“For me, it’s very important to win this job and to stay here (with the Reds) for a long time. This is a team I would like to spend all my career with.”
The majority of Lopez’s big-league experience – 138 of 272 career games – has come while wrapped in a Reds uniform as Barry Larkin’s backup.
But with Larkin retired, and Anderson Machado rehabbing his knee following offseason surgery, this is a two-man competition between a player trying to establish himself and one who did so years ago.
Building on the offensive success experienced and defensive consistency shown during his second stint with the Reds last season will go a ways in aiding Lopez’s bid to start.
“He’s going to get every opportunity,” Reds general manager Dan O’Brien said Sunday. “It’s a matter of making the most of it in spring training and during the regular season.
“It isn’t what I would call a make-or-break type scenario. But we are expecting him to elevate his game to a more consistent level.”
Because Lopez knew this opportunity was coming, he used the offseason to prepare for it vigorously.
“He came in ready to compete for that job,” said Reds first base coach Randy Whisler, who also serves as the team’s infield instructor. “He has a different attitude.
“He knows his situation. But he’s given himself every opportunity by going about it the right way.”
Much of Lopez’s offseason time was spent working out with Larkin, Cardinals shortstop David Eckstein and other major-league shortstop prospects in Orlando.
He then reported to Reds camp in the best shape of his life.
I see no reason not to give the SS job to Lopez outright. Aurilia is on a downhill slide, and I can’t imagine him out-producing what Larkin would have given us this year anyway.
Lopez is young, he’s had success in the minors, and he looked pretty good last season after being recalled. He’s the type of shortstop who could be here for years if he pans out.
If he doesn’t pan out — well, shouldn’t this be the year when we see if he’s going to pan out or not? If he doesn’t work out, you still have Aurilia as a stop-gap measure.
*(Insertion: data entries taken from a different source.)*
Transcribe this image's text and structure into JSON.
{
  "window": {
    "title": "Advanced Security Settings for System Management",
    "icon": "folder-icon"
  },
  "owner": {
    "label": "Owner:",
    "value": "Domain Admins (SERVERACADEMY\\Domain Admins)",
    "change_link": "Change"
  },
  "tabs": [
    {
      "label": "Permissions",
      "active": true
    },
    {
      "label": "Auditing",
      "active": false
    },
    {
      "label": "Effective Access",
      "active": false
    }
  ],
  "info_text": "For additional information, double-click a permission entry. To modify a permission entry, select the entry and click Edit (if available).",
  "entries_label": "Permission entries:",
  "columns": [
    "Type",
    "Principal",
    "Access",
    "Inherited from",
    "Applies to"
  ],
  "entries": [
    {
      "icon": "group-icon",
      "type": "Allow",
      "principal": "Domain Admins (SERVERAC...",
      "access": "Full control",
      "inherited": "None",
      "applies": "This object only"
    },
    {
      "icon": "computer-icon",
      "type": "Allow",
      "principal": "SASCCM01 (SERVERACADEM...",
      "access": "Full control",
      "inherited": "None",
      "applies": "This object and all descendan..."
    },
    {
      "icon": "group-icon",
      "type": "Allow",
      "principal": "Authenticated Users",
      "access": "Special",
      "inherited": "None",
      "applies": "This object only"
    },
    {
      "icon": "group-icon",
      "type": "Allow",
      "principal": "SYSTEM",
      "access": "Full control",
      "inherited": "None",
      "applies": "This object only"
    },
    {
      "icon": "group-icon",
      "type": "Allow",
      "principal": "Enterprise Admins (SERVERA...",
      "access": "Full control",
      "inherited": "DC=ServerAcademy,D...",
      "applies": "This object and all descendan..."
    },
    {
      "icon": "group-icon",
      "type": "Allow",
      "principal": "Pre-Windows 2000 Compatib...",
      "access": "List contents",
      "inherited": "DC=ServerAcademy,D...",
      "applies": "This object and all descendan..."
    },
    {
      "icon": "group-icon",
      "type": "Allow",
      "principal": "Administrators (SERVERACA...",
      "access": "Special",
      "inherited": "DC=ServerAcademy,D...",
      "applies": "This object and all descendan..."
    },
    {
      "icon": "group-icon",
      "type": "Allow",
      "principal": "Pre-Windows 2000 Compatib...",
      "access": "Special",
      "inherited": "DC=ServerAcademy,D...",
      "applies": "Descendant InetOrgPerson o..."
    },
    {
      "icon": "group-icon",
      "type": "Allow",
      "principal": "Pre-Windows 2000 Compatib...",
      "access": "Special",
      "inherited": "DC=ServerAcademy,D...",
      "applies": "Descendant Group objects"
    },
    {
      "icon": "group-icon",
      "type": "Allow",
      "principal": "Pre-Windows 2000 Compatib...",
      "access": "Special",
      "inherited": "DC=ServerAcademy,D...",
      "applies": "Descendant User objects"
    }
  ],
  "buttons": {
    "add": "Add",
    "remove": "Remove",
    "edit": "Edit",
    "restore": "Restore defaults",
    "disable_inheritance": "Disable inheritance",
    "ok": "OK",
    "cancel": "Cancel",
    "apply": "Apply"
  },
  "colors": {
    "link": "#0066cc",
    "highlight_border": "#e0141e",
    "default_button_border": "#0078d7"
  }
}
And heck, if he doesn’t work out, there’s reason to believe that he’ll still put up numbers equal to or better than Aurilia will put up.
I can see not one single valid reason not to give Lopez the starting job out of spring training. Perhaps you guys can enlighten me…but until then, I’m a big Lopez fan.